_Required work:_
Tally the lines of the entries in which the string "animals" occurs, and say only how many.

_Available data:_
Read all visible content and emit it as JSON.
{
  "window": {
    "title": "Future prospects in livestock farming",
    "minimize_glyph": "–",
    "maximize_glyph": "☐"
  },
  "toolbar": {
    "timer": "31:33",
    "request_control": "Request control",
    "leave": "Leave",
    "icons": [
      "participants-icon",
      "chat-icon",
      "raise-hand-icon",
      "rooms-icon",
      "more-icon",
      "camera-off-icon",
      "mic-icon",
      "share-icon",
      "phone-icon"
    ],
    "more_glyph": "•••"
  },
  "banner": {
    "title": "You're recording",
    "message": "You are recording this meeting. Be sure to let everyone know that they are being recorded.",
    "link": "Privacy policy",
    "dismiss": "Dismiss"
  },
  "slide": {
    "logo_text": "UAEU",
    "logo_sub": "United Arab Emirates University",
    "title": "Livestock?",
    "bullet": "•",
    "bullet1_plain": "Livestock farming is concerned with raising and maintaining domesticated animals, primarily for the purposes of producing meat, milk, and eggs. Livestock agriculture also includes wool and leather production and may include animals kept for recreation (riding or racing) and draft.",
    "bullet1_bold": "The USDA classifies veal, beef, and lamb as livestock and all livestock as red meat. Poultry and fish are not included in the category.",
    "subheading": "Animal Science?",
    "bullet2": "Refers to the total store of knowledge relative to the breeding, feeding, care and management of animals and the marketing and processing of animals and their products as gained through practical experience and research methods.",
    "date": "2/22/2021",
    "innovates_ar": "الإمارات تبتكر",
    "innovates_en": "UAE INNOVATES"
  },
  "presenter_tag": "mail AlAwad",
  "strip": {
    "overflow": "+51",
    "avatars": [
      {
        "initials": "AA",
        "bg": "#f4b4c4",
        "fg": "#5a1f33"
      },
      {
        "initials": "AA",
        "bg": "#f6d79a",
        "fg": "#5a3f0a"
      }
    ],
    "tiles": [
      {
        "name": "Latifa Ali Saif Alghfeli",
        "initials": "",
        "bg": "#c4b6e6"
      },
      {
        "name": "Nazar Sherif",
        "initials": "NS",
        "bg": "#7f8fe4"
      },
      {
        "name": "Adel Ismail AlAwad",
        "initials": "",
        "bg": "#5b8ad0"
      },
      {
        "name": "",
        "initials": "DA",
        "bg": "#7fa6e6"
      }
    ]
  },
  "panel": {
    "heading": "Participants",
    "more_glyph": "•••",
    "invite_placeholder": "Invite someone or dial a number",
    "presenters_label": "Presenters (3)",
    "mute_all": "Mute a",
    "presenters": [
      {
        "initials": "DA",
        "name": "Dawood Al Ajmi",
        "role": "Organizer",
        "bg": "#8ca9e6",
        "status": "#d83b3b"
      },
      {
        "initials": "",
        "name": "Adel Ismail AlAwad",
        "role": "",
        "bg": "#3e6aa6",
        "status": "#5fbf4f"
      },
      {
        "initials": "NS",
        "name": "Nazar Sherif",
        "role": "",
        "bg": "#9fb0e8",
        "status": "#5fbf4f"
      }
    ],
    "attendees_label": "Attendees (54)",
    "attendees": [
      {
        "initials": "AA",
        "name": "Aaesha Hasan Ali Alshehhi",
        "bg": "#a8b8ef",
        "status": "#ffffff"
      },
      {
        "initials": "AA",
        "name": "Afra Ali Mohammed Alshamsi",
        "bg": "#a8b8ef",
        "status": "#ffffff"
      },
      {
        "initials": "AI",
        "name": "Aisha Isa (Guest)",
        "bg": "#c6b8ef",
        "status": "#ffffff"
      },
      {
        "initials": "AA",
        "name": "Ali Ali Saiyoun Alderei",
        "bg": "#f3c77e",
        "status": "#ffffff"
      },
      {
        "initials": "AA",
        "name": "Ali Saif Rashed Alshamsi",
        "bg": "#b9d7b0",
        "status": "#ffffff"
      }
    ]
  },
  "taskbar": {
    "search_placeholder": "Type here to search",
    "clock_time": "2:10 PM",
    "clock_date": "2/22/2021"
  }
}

_Output of the task:_
2